§ **DIRECTIONS FOR THIS TASK**
Retrieve all lines below that have the string "Cube".

§ **DATA UNDER STUDY**
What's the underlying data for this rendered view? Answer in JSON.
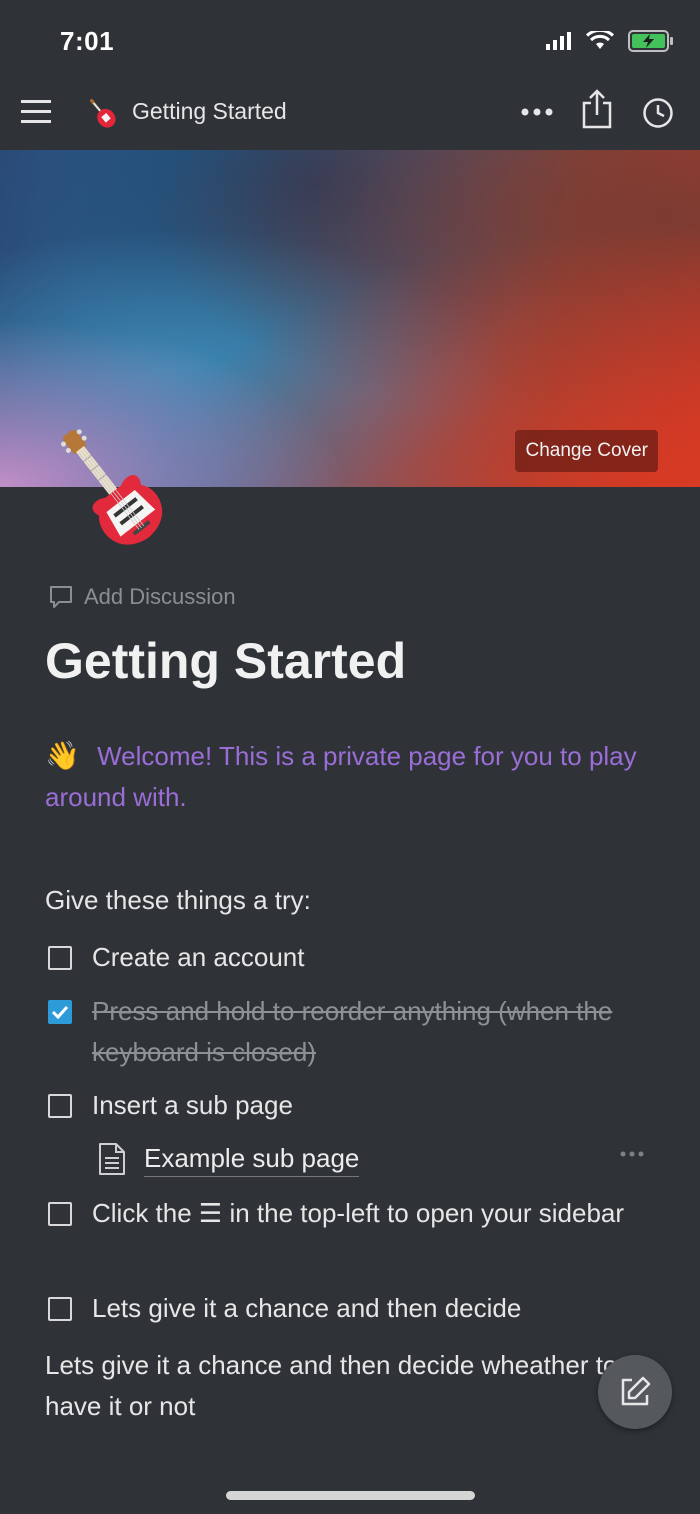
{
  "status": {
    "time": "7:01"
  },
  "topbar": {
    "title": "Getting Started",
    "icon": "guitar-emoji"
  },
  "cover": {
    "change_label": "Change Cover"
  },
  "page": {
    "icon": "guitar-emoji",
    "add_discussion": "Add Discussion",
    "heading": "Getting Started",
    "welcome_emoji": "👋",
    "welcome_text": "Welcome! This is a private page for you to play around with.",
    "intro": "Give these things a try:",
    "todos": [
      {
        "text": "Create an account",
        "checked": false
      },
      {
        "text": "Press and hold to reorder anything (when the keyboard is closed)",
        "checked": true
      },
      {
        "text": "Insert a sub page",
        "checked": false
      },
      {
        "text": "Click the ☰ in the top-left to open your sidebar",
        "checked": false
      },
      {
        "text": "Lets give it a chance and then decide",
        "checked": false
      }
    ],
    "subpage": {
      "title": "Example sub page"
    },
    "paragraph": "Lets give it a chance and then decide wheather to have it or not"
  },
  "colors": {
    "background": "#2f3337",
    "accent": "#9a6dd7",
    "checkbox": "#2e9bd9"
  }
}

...

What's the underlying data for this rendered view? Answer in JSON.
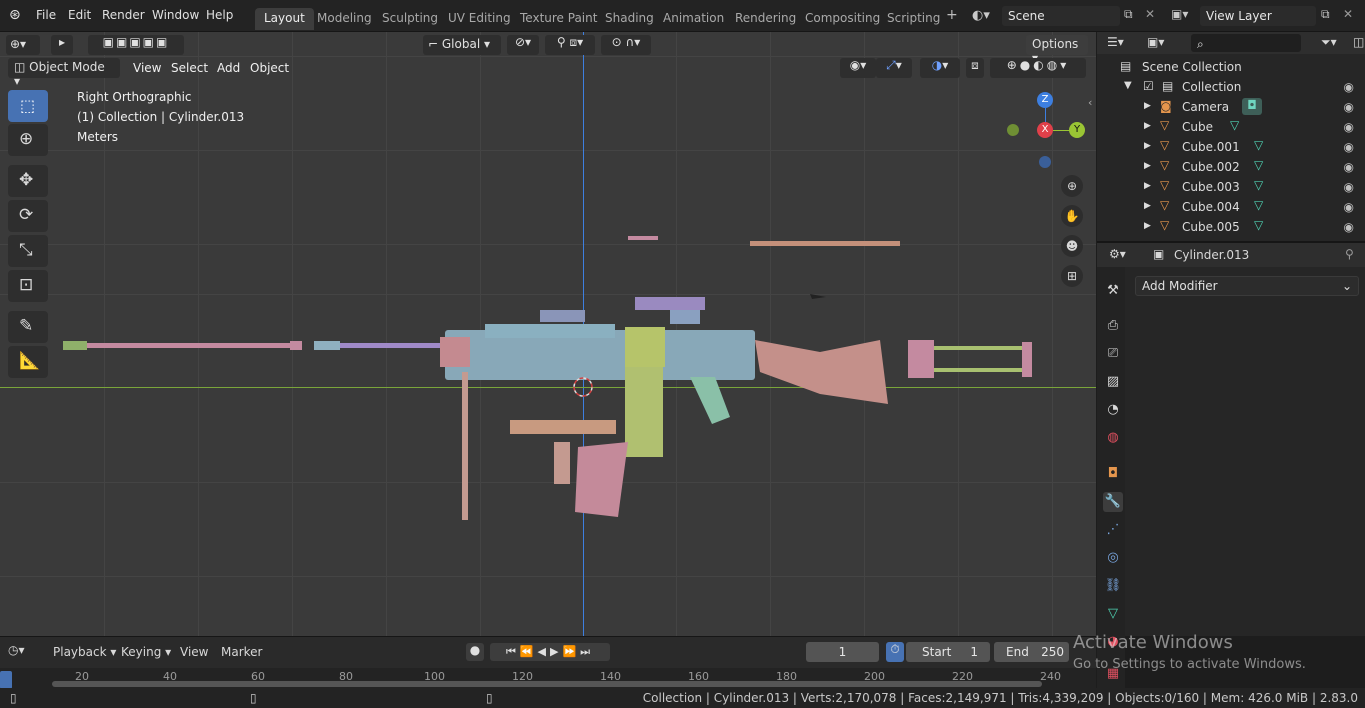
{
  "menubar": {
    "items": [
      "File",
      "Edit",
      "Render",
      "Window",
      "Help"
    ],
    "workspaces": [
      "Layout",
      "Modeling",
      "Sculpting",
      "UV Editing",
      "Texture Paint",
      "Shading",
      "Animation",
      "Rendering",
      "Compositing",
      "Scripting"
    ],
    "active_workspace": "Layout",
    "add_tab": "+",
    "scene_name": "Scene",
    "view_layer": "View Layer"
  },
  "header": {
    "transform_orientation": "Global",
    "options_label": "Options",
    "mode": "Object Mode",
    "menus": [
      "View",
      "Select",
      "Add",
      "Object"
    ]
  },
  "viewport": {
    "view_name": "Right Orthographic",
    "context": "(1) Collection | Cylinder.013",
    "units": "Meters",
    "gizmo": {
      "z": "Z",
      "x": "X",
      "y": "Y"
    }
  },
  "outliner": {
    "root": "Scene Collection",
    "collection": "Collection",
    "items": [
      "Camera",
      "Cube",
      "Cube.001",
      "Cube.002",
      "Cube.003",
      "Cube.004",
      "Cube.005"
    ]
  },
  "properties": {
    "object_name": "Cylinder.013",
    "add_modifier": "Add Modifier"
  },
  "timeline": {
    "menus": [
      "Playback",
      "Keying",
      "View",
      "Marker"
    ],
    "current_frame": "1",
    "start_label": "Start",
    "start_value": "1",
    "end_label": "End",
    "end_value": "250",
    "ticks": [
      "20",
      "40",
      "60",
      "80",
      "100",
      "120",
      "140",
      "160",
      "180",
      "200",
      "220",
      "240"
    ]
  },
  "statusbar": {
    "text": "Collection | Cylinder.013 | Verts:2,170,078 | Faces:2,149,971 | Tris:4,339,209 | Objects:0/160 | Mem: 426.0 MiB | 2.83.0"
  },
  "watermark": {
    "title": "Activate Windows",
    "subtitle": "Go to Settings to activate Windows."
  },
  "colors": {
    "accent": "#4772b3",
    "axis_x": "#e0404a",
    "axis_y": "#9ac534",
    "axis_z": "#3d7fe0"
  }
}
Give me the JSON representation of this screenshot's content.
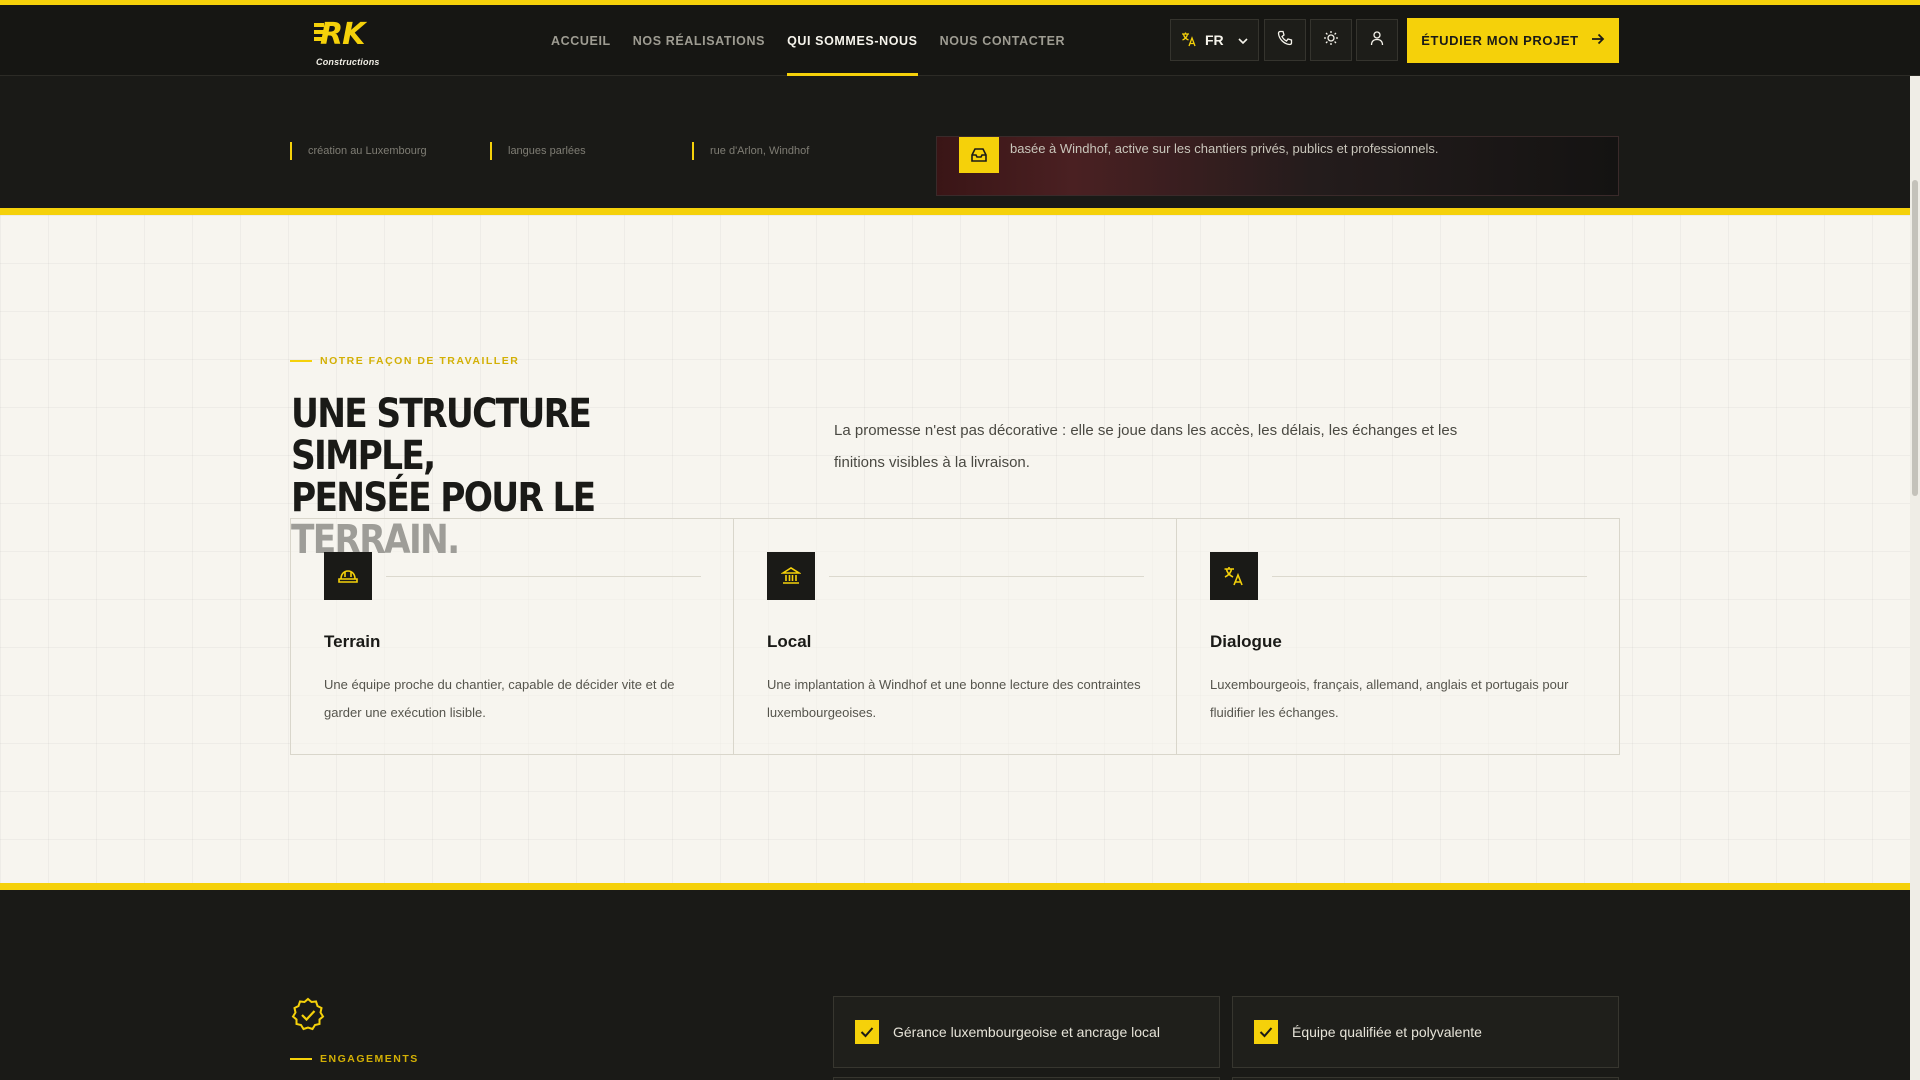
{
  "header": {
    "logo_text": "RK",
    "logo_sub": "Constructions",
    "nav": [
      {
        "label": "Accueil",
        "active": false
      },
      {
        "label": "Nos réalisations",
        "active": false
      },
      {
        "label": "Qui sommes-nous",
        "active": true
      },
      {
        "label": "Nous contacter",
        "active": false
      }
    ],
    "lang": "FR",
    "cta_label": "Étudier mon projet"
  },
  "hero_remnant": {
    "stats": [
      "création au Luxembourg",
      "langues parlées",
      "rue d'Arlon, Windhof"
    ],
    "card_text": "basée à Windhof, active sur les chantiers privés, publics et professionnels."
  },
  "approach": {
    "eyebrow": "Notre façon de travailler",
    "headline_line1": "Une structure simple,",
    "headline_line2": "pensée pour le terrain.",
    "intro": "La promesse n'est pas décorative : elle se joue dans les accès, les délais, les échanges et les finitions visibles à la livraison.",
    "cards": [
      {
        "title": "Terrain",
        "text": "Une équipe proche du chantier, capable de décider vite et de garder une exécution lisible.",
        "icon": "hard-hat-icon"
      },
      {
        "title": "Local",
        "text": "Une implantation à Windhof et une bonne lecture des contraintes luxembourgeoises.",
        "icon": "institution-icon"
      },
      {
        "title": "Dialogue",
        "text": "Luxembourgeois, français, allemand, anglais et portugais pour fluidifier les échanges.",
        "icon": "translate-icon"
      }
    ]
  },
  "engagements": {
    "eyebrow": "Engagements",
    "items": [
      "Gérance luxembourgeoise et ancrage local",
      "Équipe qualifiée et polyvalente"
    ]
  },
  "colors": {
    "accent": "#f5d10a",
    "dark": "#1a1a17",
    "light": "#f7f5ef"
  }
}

§ **SOLUTION TO THIS TASK**
      "Cube",
      "Cube.001",
      "Cube.002",
      "Cube.003",
      "Cube.004",
      "Cube.005"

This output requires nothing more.